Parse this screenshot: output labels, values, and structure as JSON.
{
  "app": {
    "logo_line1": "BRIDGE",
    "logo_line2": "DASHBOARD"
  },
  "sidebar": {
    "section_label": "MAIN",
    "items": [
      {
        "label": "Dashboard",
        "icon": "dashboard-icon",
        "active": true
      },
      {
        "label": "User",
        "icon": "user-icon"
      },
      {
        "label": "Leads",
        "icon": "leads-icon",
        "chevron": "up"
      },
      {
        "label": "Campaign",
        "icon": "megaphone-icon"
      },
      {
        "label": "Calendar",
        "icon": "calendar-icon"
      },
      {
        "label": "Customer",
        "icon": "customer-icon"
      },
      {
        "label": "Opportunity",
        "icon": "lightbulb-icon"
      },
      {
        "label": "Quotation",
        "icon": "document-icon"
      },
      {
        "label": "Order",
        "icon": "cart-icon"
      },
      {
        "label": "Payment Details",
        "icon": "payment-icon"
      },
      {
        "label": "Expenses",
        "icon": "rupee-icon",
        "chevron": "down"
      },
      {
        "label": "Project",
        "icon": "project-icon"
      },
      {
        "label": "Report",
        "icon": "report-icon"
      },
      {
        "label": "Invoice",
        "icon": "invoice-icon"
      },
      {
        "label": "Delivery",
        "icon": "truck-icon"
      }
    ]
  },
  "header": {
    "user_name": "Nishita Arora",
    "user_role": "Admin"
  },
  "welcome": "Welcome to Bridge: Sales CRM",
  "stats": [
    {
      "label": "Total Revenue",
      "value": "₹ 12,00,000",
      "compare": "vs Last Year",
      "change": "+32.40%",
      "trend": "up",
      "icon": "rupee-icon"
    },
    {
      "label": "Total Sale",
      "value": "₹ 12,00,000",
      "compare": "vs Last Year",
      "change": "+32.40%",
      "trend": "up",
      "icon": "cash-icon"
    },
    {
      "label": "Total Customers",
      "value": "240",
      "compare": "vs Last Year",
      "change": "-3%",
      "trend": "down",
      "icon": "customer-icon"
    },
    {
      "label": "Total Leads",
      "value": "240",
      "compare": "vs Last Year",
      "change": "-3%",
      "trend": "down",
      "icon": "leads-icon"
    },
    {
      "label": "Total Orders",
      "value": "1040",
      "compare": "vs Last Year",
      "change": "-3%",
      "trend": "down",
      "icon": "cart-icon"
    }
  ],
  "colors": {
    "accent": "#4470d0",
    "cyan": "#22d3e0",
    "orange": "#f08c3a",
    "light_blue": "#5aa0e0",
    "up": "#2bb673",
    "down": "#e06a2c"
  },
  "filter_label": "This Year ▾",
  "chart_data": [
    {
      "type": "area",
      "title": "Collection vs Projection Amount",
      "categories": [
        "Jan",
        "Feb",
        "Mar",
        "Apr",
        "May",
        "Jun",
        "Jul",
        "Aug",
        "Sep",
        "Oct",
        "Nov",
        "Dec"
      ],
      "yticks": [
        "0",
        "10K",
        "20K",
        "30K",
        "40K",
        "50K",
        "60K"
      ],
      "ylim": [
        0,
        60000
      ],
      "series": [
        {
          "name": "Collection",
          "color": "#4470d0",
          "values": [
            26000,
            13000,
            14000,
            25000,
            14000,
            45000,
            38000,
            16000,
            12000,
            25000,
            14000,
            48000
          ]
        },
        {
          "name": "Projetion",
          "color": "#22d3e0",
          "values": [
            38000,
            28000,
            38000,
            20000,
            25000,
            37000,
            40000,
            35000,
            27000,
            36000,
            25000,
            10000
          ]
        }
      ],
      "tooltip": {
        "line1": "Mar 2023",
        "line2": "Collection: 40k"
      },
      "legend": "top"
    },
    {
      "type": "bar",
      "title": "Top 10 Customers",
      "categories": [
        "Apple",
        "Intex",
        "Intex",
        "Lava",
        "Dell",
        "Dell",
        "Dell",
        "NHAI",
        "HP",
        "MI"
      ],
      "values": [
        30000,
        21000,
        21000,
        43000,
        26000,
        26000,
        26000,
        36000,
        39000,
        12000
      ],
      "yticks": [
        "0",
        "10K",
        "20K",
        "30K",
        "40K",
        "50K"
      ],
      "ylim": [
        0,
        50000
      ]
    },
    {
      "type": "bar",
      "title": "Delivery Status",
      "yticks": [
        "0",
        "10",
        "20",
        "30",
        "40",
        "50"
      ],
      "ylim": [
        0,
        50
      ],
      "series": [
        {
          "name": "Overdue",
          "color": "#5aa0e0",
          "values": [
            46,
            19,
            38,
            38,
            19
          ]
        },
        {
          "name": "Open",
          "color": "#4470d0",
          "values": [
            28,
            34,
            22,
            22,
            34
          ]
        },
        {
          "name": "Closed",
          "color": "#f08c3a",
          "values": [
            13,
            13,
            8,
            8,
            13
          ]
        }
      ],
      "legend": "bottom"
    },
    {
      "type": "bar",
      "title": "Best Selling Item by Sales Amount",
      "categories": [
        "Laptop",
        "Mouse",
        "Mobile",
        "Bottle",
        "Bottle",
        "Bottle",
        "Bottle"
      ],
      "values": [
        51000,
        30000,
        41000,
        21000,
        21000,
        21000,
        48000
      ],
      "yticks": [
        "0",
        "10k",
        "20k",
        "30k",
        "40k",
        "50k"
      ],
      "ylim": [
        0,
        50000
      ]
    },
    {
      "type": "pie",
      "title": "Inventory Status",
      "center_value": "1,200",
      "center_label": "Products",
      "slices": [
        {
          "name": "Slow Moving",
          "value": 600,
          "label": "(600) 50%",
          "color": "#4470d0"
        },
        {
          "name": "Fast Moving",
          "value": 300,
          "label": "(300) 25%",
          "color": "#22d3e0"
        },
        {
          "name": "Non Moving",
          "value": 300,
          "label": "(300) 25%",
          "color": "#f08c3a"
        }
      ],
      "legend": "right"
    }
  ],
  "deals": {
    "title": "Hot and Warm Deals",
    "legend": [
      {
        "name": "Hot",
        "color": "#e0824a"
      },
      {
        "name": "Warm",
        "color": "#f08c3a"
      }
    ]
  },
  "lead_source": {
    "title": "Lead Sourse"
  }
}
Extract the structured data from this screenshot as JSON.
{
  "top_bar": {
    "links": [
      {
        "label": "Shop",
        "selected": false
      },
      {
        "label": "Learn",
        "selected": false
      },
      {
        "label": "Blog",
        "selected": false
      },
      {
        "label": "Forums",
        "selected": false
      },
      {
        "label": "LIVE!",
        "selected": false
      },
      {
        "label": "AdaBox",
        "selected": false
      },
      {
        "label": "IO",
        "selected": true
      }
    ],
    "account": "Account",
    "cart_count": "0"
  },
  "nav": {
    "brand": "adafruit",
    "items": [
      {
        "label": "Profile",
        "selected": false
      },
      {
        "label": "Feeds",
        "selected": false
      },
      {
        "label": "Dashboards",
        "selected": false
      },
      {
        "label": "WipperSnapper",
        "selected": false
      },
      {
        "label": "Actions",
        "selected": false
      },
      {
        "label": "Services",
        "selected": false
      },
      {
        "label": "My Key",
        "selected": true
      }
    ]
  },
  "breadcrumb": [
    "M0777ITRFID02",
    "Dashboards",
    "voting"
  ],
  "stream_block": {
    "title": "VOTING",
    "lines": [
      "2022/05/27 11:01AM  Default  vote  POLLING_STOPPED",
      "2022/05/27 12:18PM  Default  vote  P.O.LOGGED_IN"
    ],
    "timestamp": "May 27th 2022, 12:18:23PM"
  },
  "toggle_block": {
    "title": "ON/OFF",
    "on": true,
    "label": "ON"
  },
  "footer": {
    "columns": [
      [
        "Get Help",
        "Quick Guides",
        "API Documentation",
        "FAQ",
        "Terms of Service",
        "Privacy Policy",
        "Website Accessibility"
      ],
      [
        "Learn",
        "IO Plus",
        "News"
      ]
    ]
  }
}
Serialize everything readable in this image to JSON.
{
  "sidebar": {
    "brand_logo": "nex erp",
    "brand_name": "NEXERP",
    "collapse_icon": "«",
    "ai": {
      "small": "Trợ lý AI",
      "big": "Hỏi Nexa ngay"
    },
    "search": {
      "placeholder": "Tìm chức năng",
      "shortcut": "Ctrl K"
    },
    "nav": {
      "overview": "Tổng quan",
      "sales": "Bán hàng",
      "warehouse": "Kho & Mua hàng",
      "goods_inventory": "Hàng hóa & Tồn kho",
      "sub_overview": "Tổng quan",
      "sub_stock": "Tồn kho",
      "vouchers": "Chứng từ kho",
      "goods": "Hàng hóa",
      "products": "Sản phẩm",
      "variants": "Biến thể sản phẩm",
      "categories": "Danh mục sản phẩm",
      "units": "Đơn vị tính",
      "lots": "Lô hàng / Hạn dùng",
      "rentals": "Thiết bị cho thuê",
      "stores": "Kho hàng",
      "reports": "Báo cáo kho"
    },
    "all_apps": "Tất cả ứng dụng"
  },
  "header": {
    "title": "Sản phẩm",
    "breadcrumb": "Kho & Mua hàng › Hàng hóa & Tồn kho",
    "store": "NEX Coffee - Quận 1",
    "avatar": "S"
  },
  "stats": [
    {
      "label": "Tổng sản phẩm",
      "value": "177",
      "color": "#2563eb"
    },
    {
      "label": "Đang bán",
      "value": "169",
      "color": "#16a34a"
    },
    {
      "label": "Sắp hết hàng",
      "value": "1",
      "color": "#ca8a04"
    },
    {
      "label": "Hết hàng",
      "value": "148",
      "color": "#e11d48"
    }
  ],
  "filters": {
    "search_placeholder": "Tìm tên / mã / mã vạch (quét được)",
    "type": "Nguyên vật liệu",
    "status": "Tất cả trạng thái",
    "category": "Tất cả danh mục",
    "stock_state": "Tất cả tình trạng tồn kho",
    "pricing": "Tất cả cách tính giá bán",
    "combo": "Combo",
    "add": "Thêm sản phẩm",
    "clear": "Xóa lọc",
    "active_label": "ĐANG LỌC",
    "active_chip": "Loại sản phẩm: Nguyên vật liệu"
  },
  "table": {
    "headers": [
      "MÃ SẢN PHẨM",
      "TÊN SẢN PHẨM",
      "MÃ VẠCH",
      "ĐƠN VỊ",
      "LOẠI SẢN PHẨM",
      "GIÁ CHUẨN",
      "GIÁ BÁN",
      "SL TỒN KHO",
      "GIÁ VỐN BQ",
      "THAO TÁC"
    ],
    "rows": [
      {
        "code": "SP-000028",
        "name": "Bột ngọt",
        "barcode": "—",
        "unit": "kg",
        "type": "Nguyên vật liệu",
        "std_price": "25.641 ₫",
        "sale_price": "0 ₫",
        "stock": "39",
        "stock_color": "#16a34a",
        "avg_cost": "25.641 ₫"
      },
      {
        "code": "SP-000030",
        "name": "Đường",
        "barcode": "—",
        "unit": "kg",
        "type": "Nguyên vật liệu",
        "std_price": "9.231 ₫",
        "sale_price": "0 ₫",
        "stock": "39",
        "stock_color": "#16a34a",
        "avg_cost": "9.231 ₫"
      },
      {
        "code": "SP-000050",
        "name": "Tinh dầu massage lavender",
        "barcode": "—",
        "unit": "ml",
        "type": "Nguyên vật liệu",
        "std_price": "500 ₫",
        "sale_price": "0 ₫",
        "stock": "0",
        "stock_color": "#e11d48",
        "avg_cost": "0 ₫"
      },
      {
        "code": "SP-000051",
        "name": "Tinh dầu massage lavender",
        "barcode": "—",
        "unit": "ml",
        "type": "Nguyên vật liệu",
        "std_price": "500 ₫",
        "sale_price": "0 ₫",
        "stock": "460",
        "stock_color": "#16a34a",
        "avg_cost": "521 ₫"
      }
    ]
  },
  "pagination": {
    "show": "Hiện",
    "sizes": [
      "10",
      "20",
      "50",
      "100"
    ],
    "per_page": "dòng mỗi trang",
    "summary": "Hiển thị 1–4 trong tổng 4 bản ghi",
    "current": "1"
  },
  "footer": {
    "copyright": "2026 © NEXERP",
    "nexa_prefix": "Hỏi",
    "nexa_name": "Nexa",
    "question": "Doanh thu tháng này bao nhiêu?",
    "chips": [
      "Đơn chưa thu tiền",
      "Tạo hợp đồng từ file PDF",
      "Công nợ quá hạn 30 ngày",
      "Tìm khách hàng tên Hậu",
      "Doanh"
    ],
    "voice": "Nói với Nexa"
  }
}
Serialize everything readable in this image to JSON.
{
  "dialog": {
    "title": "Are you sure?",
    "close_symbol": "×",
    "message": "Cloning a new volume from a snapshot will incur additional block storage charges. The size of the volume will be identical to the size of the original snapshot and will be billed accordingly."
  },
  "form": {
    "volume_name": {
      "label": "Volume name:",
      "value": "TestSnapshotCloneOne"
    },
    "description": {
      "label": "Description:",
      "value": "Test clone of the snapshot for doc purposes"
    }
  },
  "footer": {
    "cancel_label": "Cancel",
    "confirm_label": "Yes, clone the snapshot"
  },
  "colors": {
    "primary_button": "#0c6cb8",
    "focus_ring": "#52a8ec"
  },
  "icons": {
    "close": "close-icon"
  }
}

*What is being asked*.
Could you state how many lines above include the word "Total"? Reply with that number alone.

*Solution for this problem*.
5